PROBLEM DETAILS :: Exactly as written, reproduce all of the entries.

ENTRIES PROVIDED ::
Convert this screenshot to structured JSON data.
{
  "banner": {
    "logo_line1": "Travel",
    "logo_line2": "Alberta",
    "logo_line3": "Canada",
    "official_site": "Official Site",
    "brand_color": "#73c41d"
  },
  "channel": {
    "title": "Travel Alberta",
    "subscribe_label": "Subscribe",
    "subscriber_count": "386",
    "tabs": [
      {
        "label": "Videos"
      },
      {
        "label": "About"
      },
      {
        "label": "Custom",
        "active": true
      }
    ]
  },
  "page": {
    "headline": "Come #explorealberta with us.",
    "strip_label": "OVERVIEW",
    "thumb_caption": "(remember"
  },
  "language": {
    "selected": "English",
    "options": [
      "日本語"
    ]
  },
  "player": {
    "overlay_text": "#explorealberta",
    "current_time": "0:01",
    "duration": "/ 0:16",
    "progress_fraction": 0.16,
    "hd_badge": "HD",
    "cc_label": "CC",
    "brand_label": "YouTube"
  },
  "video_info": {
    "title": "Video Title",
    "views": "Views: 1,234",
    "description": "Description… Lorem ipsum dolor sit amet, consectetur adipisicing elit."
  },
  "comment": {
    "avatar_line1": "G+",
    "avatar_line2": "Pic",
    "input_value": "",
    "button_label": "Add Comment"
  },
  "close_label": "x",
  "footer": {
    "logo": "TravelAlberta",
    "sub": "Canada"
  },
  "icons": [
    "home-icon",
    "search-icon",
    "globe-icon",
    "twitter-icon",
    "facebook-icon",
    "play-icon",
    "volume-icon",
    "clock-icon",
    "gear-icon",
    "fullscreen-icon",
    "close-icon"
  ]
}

ANSWER FOR THIS EXERCISE ::
Convert this screenshot to structured JSON data.
{
  "banner": {
    "logo_line1": "Travel",
    "logo_line2": "Alberta",
    "logo_line3": "Canada",
    "official_site": "Official Site",
    "brand_color": "#73c41d"
  },
  "channel": {
    "title": "Travel Alberta",
    "subscribe_label": "Subscribe",
    "subscriber_count": "386",
    "tabs": [
      {
        "label": "Videos"
      },
      {
        "label": "About"
      },
      {
        "label": "Custom",
        "active": true
      }
    ]
  },
  "page": {
    "headline": "Come #explorealberta with us.",
    "strip_label": "OVERVIEW",
    "thumb_caption": "(remember"
  },
  "language": {
    "selected": "English",
    "options": [
      "日本語"
    ]
  },
  "player": {
    "overlay_text": "#explorealberta",
    "current_time": "0:01",
    "duration": "/ 0:16",
    "progress_fraction": 0.16,
    "hd_badge": "HD",
    "cc_label": "CC",
    "brand_label": "YouTube"
  },
  "video_info": {
    "title": "Video Title",
    "views": "Views: 1,234",
    "description": "Description… Lorem ipsum dolor sit amet, consectetur adipisicing elit."
  },
  "comment": {
    "avatar_line1": "G+",
    "avatar_line2": "Pic",
    "input_value": "",
    "button_label": "Add Comment"
  },
  "close_label": "x",
  "footer": {
    "logo": "TravelAlberta",
    "sub": "Canada"
  },
  "icons": [
    "home-icon",
    "search-icon",
    "globe-icon",
    "twitter-icon",
    "facebook-icon",
    "play-icon",
    "volume-icon",
    "clock-icon",
    "gear-icon",
    "fullscreen-icon",
    "close-icon"
  ]
}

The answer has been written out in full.